My work is informed by the history of landscape painting, from Romanticism through to Post-Impressionism and its contemporary condition. This is alongside landscape’s various manifestations across different media and image cultures.
Since the late 1990s my work has explored the relationship between the intangible, encoded and instantaneous realm of digital technology, and the tactile, flawed and time-consuming medium of painting. Working from low-quality digital photographs and video stills, often gleaned from the internet, I extensively manipulate these images digitally before methodically transcribing them onto the surface of the canvas. My paintings aim to present a paradoxical visual realm, where shimmering pixels and physical brushstrokes coalesce. This brings into frame questions about the status of the image as tangible surface (painting) in the face of the digital screen’s apparent ubiquity, where its increasingly high definition and contrast ratio tends to blind the viewer to its mediating presence.
I have exhibited nationally and internationally since graduating from Goldsmiths College in 1990. I completed a PhD at Kingston University in 2012, which included the exhibition Screen as Landscape at the Stanley Picker Gallery. Recent group shows include Film in Space at Camden Arts Centre (2012) and Seeing Round Corners at Turner Contemporary, Margate (2016). In 2017 The Broadway Gallery, Letchworth Garden City, hosted my solo show The Walk to the Paradise Garden.

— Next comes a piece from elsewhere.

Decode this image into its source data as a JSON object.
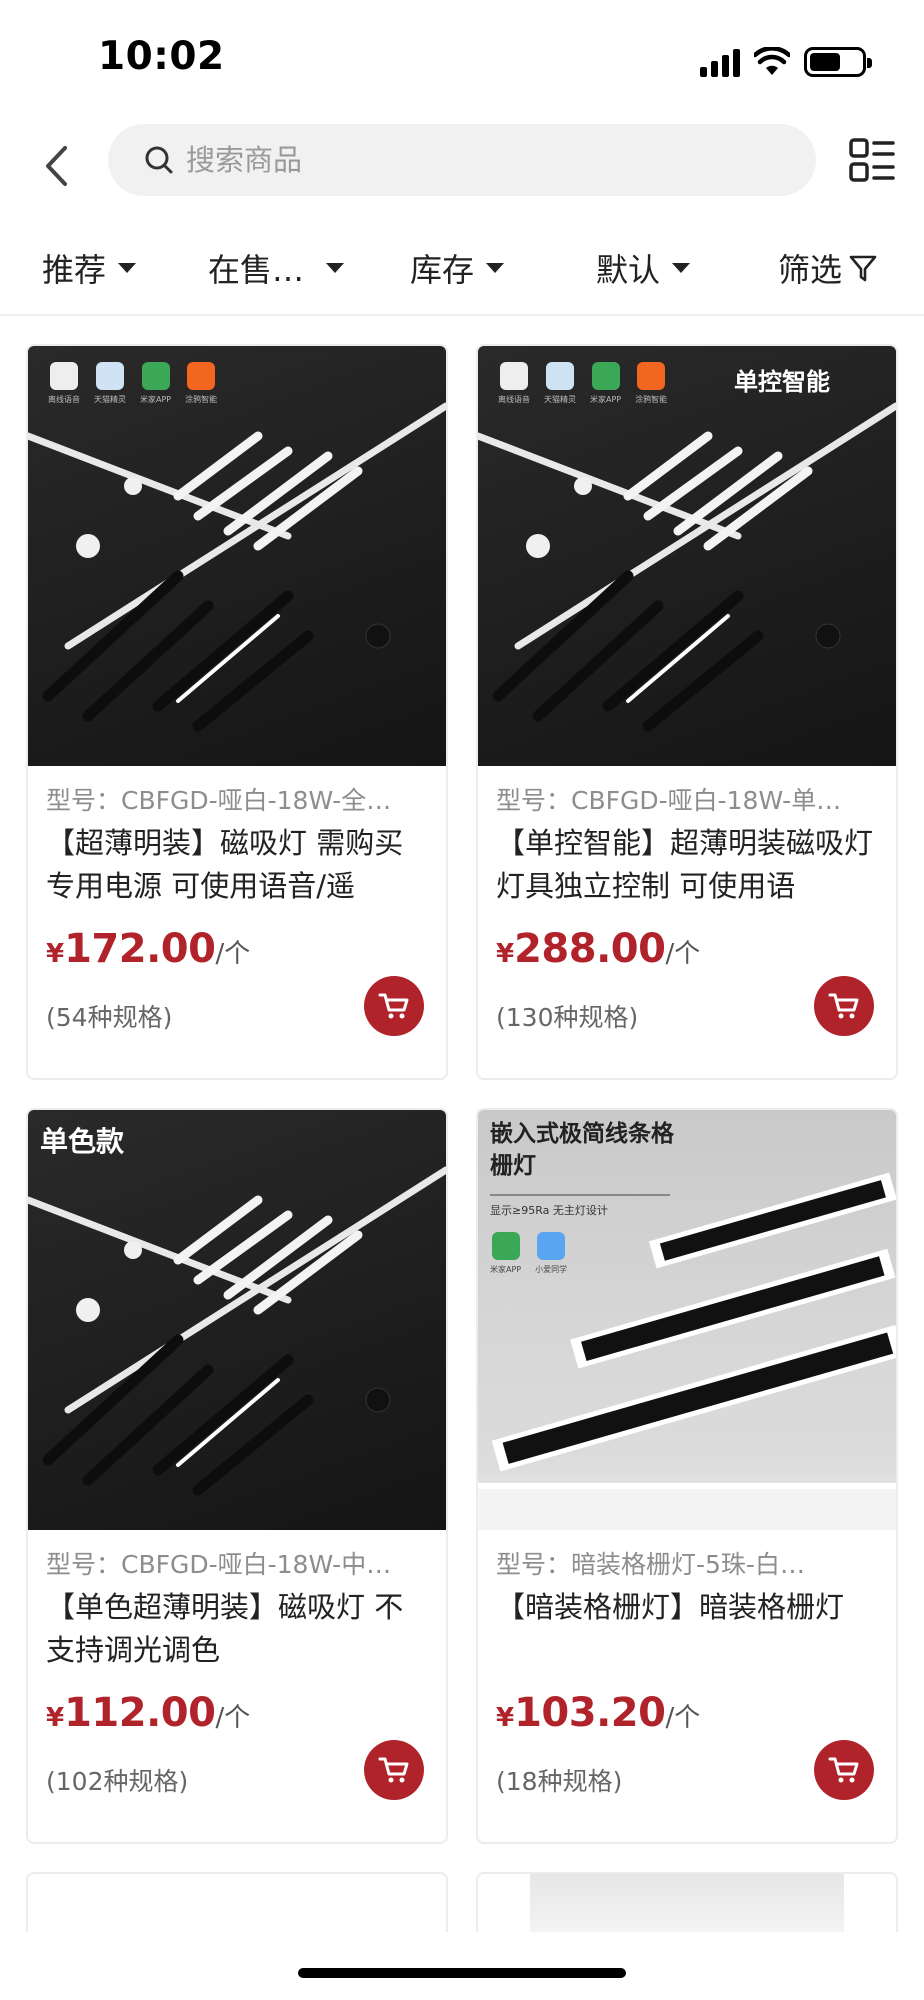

I have given artist talks at around thirty art colleges and written papers for symposia at a range of institutions. I have also contributed features and reviews for a various publications, including The Journal of Contemporary Painting and The Moving Image Review & Art Journal.